"I did my tour, and I came back from Vietnam. I spent 24 hours at home," he says. "And I went in to my mother, about 4 o'clock in the morning, and said, 'I gotta go to North Carolina, to see Jacque.' And she kinda looked at me, and she said, 'I think you'd better leave that one alone. But I guess you've got to do what you have to do.' "

The meeting didn't go well — that's where Jacqueline picks up the story.

"And I sent him away," she says. "I came from a divorced family, and didn't want my kids to have a broken home. And my husband was a very domineering, controlling person. If I left, he wouldn't let me have my children."

She told Peter that she wouldn't see him anymore.

"That was Sept. 25, 1968," he says. "And I didn't hear from you again until Sept. 25, 1998."

"I had tried to call him, off and on, over the years," Jacqueline says. "And I'd always call the operator and say, 'Do you have a T.P. Headen?' And she'd say 'No.' "

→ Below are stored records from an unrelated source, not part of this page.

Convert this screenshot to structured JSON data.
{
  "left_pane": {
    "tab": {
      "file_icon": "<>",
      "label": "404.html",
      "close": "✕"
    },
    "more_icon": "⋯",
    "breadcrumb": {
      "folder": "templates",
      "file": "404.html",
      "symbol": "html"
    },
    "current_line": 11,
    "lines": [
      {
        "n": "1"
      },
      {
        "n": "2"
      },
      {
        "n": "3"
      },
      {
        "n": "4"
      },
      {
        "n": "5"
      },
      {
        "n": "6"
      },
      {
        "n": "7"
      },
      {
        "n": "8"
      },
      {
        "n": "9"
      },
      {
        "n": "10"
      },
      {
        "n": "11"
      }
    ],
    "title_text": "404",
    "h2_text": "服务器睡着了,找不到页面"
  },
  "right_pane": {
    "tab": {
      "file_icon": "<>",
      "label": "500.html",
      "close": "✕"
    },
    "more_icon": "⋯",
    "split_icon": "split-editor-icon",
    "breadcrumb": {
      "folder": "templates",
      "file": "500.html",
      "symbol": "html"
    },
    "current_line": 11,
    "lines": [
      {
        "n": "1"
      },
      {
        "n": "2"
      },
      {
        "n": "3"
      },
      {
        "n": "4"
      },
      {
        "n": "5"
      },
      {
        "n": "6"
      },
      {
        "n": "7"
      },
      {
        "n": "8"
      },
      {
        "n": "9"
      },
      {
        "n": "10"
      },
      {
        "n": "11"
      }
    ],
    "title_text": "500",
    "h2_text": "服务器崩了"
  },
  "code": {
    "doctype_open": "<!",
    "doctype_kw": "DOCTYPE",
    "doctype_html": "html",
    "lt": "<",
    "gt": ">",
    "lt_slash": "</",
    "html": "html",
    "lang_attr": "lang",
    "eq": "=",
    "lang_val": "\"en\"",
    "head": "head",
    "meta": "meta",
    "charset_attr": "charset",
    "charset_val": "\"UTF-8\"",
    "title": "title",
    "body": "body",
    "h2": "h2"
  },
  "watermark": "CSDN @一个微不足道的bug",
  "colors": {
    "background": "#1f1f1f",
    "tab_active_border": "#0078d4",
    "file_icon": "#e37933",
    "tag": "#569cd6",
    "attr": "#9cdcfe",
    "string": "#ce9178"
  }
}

"And, then, in '98, I had made up my mind: I am just outta here. I'm so miserable, I'm so unhappy," she remembers.

By then, Jacqueline had been married for nearly 40 years. And when she was considering life on her own, she recalls thinking, "Well, no one ever loved me but Peter. I'm gonna go see if I can find him, one more time."

So, she called the operator, and asked for help finding the man she hadn't seen since 1968.

The telephone operator told Jacqueline that she had found a listing for T.P. Headen, in White Plains, Md.

"Oh my god, that's him," Jacqueline remembers telling the operator. "I have been trying to find this person for 30 years. It's the love of my life."

"She said, 'You want me to dial the number for you?' " Jacqueline says of the operator. "I said, 'Yeah, you can dial the number.' She said, 'Can I stay on the line?' — I said, 'I don't care what you do,' Jacqueline says with a laugh.

That's where Peter picks up the story, from his end of the line.

"The phone rang," he says. "And she says, 'You know who this is?' And I said, 'Yeah, I know exactly who this is.' She says, 'I bet you're mad at me.' I said, 'No — matter of fact, I'm still in love with you.' "

"It's just sad, the time we lost," Peter says. "But, I got her back. So I won. You know?" as Jacqueline laughs. "And she's just as beautiful as she was when she was 15."

In May, Jacqueline and Peter will celebrate their 13th wedding anniversary. She has two children. Her daughter is in the Army Reserves and a veteran of the Iraq War. Her son is a Baptist minister who lives in Thailand.

Audio produced for Morning Edition by Michael Garofalo with Jasmyn Belcher. The Headens' story is included in the new StoryCorps book, All There Is.

Copyright 2012 National Public Radio. To see more, visit http://www.npr.org/.

NPR

Iraq's Artists Defy Extremists With Bows, Brushes And A Low Profile

The musicians and artists of Baghdad work under a government that prefers religious festivals to classical concerts. But with a little cunning, they're finding ways to keep the arts alive.
NPR

'Language Of Food' Reveals Mysteries Of Menu Words And Ketchup

Linguist Dan Jurafsky uncovers the fishy origins of ketchup and how it forces us to rethink global history. He also teaches us how to read a menu to figure out how much a restaurant may charge.
NPR

Tommy Boggs, Influential Lobbyist, Dies At 73

Boggs changed the lobbying profession by recognizing how power in Washington was becoming more diffuse.
NPR

Smartphones Are Used To Stalk, Control Domestic Abuse Victims

Cyberstalking has transformed domestic abuse in the U.S. Tracking tools called spyware make it cheap and easy for someone to monitor a partner secretly, 24 hours a day.

Leave a Comment

Help keep the conversation civil. Please refer to our Terms of Use and Code of Conduct before posting your comments.